▶ _Requirement_: Once you find a line containing the word "JSON" in the entries below, copy it.

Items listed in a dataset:
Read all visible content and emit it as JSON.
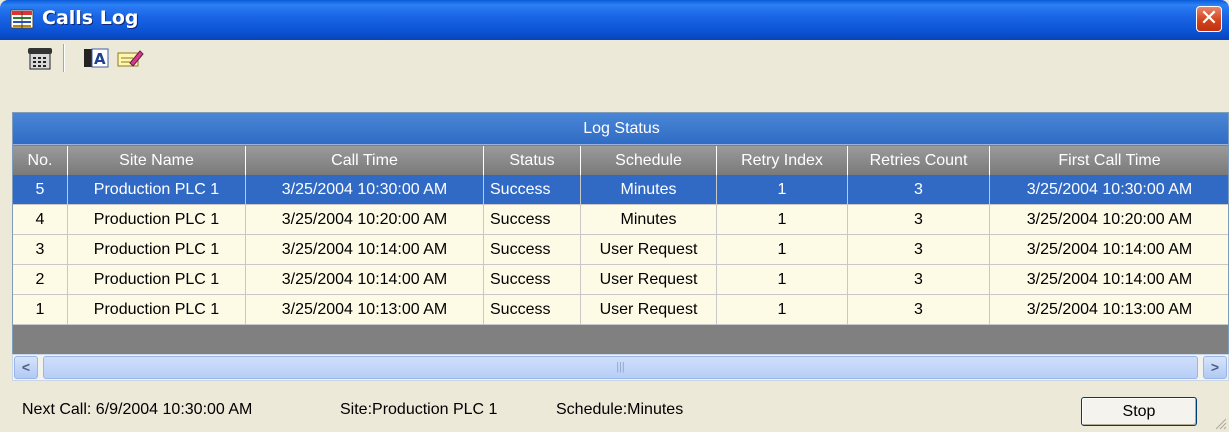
{
  "window": {
    "title": "Calls Log",
    "close_glyph": "✕"
  },
  "toolbar": {
    "icons": [
      "phone-icon",
      "font-icon",
      "edit-icon"
    ]
  },
  "grid": {
    "group_header": "Log Status",
    "columns": [
      "No.",
      "Site Name",
      "Call Time",
      "Status",
      "Schedule",
      "Retry Index",
      "Retries Count",
      "First Call Time"
    ],
    "rows": [
      [
        "5",
        "Production PLC 1",
        "3/25/2004 10:30:00 AM",
        "Success",
        "Minutes",
        "1",
        "3",
        "3/25/2004 10:30:00 AM"
      ],
      [
        "4",
        "Production PLC 1",
        "3/25/2004 10:20:00 AM",
        "Success",
        "Minutes",
        "1",
        "3",
        "3/25/2004 10:20:00 AM"
      ],
      [
        "3",
        "Production PLC 1",
        "3/25/2004 10:14:00 AM",
        "Success",
        "User Request",
        "1",
        "3",
        "3/25/2004 10:14:00 AM"
      ],
      [
        "2",
        "Production PLC 1",
        "3/25/2004 10:14:00 AM",
        "Success",
        "User Request",
        "1",
        "3",
        "3/25/2004 10:14:00 AM"
      ],
      [
        "1",
        "Production PLC 1",
        "3/25/2004 10:13:00 AM",
        "Success",
        "User Request",
        "1",
        "3",
        "3/25/2004 10:13:00 AM"
      ]
    ],
    "selected_row": 0
  },
  "scrollbar": {
    "left_arrow": "<",
    "right_arrow": ">",
    "thumb_grip": "|||"
  },
  "status_bar": {
    "next_call": "Next Call: 6/9/2004 10:30:00 AM",
    "site": "Site:Production PLC 1",
    "schedule": "Schedule:Minutes",
    "stop_label": "Stop"
  },
  "colors": {
    "selection": "#316ac5",
    "row_bg": "#fdfbe6",
    "header_bg": "#808080",
    "title_bar": "#0b52d4"
  }
}
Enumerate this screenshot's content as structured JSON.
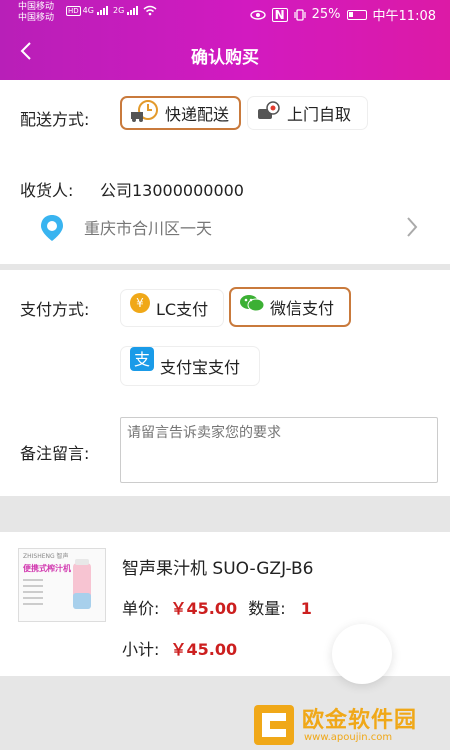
{
  "status": {
    "carrier1": "中国移动",
    "carrier2": "中国移动",
    "hd": "HD",
    "net1": "4G",
    "net2": "2G",
    "nfc": "N",
    "battery_pct": "25%",
    "time": "中午11:08"
  },
  "nav": {
    "back_icon": "chevron-left-icon",
    "title": "确认购买"
  },
  "delivery": {
    "label": "配送方式:",
    "options": [
      {
        "label": "快递配送",
        "icon": "delivery-truck-icon",
        "selected": true
      },
      {
        "label": "上门自取",
        "icon": "pickup-pin-icon",
        "selected": false
      }
    ]
  },
  "receiver": {
    "label": "收货人:",
    "value": "公司13000000000",
    "address": "重庆市合川区一天"
  },
  "payment": {
    "label": "支付方式:",
    "options": [
      {
        "label": "LC支付",
        "icon": "coin-icon",
        "selected": false
      },
      {
        "label": "微信支付",
        "icon": "wechat-icon",
        "selected": true
      },
      {
        "label": "支付宝支付",
        "icon": "alipay-icon",
        "selected": false
      }
    ]
  },
  "note": {
    "label": "备注留言:",
    "placeholder": "请留言告诉卖家您的要求"
  },
  "product": {
    "name": "智声果汁机 SUO-GZJ-B6",
    "img_brand": "ZHISHENG 智声",
    "img_caption": "便携式榨汁机",
    "unit_price_label": "单价:",
    "unit_price": "￥45.00",
    "qty_label": "数量:",
    "qty": "1",
    "subtotal_label": "小计:",
    "subtotal": "￥45.00"
  },
  "watermark": {
    "title": "欧金软件园",
    "url": "www.apoujin.com"
  },
  "colors": {
    "header_start": "#b81fb8",
    "header_end": "#dc1aa6",
    "selected_border": "#c97a3c",
    "price_red": "#cc1f1f"
  }
}
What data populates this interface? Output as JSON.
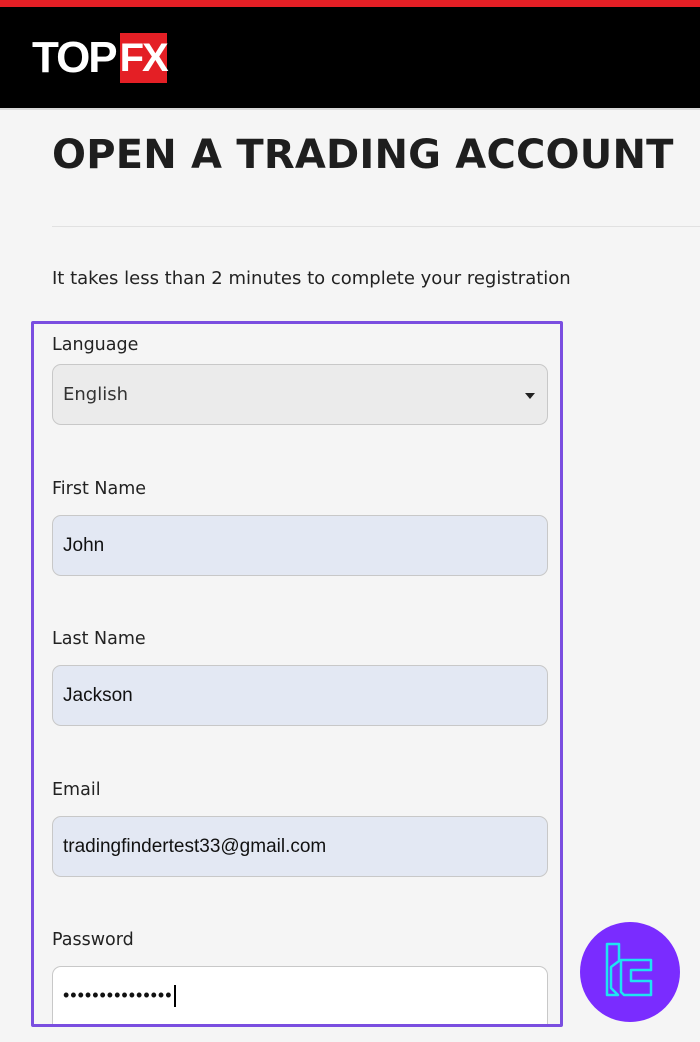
{
  "header": {
    "logo_part1": "TOP",
    "logo_part2": "FX",
    "accent_color": "#e41f25",
    "background_color": "#000000"
  },
  "page": {
    "title": "OPEN A TRADING ACCOUNT",
    "subtitle": "It takes less than 2 minutes to complete your registration"
  },
  "form": {
    "highlight_color": "#7a4ee0",
    "language": {
      "label": "Language",
      "value": "English",
      "icon": "caret-down-icon"
    },
    "first_name": {
      "label": "First Name",
      "value": "John"
    },
    "last_name": {
      "label": "Last Name",
      "value": "Jackson"
    },
    "email": {
      "label": "Email",
      "value": "tradingfindertest33@gmail.com"
    },
    "password": {
      "label": "Password",
      "value": "•••••••••••••••"
    }
  },
  "badge": {
    "icon": "brand-logo-icon",
    "color": "#7a2cff"
  }
}
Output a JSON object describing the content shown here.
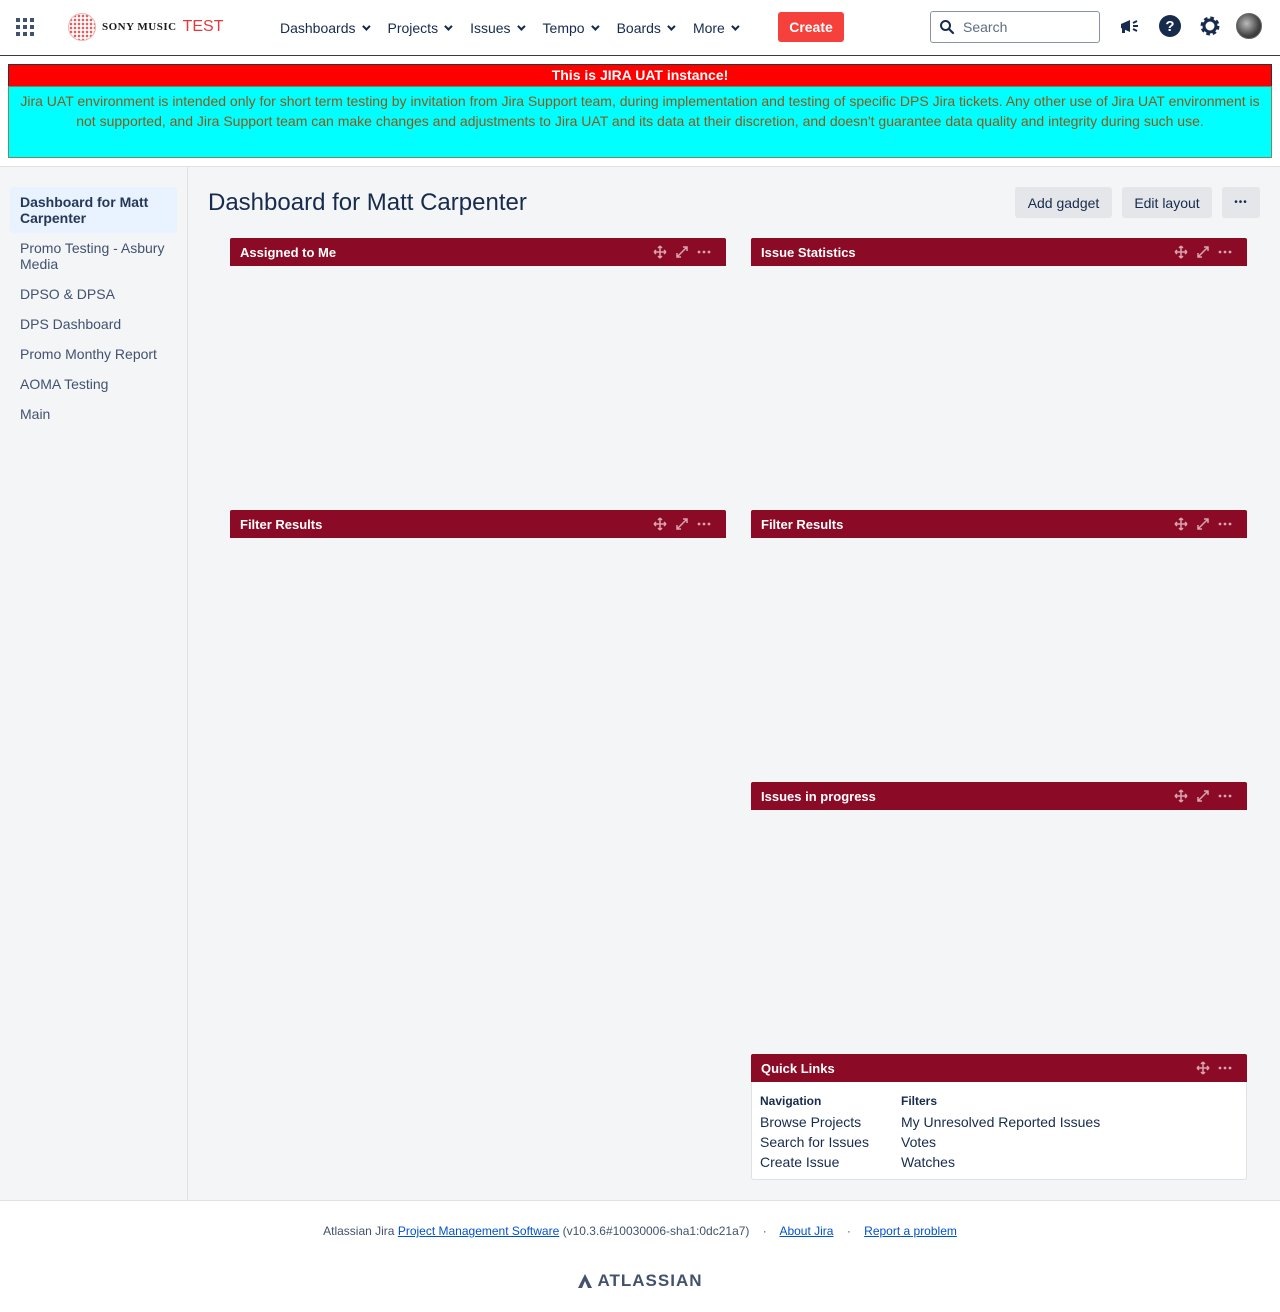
{
  "brand": {
    "name": "SONY MUSIC",
    "env": "TEST"
  },
  "nav": {
    "items": [
      {
        "label": "Dashboards"
      },
      {
        "label": "Projects"
      },
      {
        "label": "Issues"
      },
      {
        "label": "Tempo"
      },
      {
        "label": "Boards"
      },
      {
        "label": "More"
      }
    ],
    "create_label": "Create",
    "search_placeholder": "Search"
  },
  "banners": {
    "title": "This is JIRA UAT instance!",
    "message": "Jira UAT environment is intended only for short term testing by invitation from Jira Support team, during implementation and testing of specific DPS Jira tickets. Any other use of Jira UAT environment is not supported, and Jira Support team can make changes and adjustments to Jira UAT and its data at their discretion, and doesn't guarantee data quality and integrity during such use."
  },
  "sidebar": {
    "items": [
      {
        "label": "Dashboard for Matt Carpenter",
        "active": true
      },
      {
        "label": "Promo Testing - Asbury Media"
      },
      {
        "label": "DPSO & DPSA"
      },
      {
        "label": "DPS Dashboard"
      },
      {
        "label": "Promo Monthy Report"
      },
      {
        "label": "AOMA Testing"
      },
      {
        "label": "Main"
      }
    ]
  },
  "dashboard": {
    "title": "Dashboard for Matt Carpenter",
    "add_gadget": "Add gadget",
    "edit_layout": "Edit layout",
    "more": "•••"
  },
  "gadgets": {
    "assigned": "Assigned to Me",
    "filter1": "Filter Results",
    "issue_stats": "Issue Statistics",
    "filter2": "Filter Results",
    "in_progress": "Issues in progress",
    "quick_links": "Quick Links"
  },
  "quick_links": {
    "navigation": {
      "heading": "Navigation",
      "links": [
        "Browse Projects",
        "Search for Issues",
        "Create Issue"
      ]
    },
    "filters": {
      "heading": "Filters",
      "links": [
        "My Unresolved Reported Issues",
        "Votes",
        "Watches"
      ]
    }
  },
  "footer": {
    "prefix": "Atlassian Jira",
    "pms_link": "Project Management Software",
    "version": "(v10.3.6#10030006-sha1:0dc21a7)",
    "dot": "·",
    "about": "About Jira",
    "report": "Report a problem",
    "brand": "ATLASSIAN"
  },
  "colors": {
    "gadget_header": "#8b0a25",
    "create_button": "#f5403c",
    "banner_red": "#ff0000",
    "banner_cyan": "#00ffff"
  }
}
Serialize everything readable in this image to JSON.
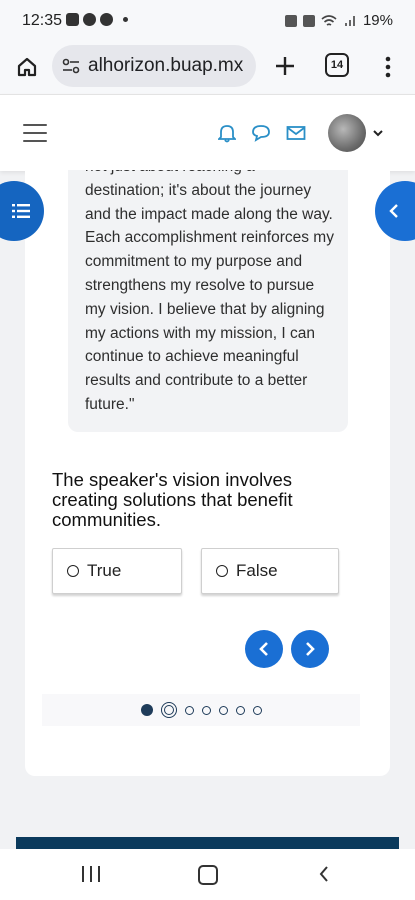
{
  "status_bar": {
    "time": "12:35",
    "battery": "19%"
  },
  "browser": {
    "url": "alhorizon.buap.mx",
    "tab_count": "14"
  },
  "colors": {
    "accent": "#1a6fd4",
    "dark_navy": "#0b3a5c",
    "icon_blue": "#2a8fc7"
  },
  "header": {
    "icons": [
      "bell-icon",
      "chat-bubble-icon",
      "mail-icon"
    ],
    "menu_icon": "hamburger-icon"
  },
  "quote": {
    "text": "not just about reaching a destination; it's about the journey and the impact made along the way. Each accomplishment reinforces my commitment to my purpose and strengthens my resolve to pursue my vision. I believe that by aligning my actions with my mission, I can continue to achieve meaningful results and contribute to a better future.\""
  },
  "question": {
    "text": "The speaker's vision involves creating solutions that benefit communities.",
    "options": [
      {
        "label": "True"
      },
      {
        "label": "False"
      }
    ]
  },
  "navigation": {
    "prev_icon": "chevron-left-icon",
    "next_icon": "chevron-right-icon"
  },
  "pagination": {
    "total": 7,
    "current": 2
  }
}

▶ _Task answer_:
Read all visible content and emit it as JSON.
Enumerate this screenshot's content as structured JSON.
What data populates this interface? Output as JSON.
Output a JSON object describing the content shown here.
Serialize everything readable in this image to JSON.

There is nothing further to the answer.